Directions =
Go through each line of the entries below and tally those containing the string "title"; give only the total.

[Source data]
▼▼▼

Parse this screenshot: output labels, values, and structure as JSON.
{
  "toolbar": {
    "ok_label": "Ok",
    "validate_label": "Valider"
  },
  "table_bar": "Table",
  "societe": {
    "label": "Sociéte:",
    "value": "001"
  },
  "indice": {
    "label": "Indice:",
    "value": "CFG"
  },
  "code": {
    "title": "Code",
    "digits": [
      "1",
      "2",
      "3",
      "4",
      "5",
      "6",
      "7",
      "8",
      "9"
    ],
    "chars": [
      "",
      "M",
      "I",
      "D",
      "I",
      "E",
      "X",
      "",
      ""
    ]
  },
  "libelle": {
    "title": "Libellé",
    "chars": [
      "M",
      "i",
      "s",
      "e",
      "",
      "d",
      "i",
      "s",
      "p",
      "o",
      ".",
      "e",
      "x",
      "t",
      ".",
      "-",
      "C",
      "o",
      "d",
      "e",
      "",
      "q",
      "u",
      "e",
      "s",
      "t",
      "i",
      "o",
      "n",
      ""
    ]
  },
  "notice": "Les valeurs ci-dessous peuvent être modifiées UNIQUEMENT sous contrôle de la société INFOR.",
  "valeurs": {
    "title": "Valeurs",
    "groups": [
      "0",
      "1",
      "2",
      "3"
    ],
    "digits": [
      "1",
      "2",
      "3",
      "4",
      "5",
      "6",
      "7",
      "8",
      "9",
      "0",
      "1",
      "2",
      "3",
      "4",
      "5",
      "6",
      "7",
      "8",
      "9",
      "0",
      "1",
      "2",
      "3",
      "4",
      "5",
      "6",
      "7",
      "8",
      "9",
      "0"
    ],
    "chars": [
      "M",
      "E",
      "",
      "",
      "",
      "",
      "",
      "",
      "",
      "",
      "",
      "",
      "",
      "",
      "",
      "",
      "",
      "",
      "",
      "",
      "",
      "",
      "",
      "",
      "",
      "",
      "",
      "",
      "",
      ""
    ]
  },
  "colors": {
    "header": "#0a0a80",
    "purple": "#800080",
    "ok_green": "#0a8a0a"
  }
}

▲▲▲

Answer space =
3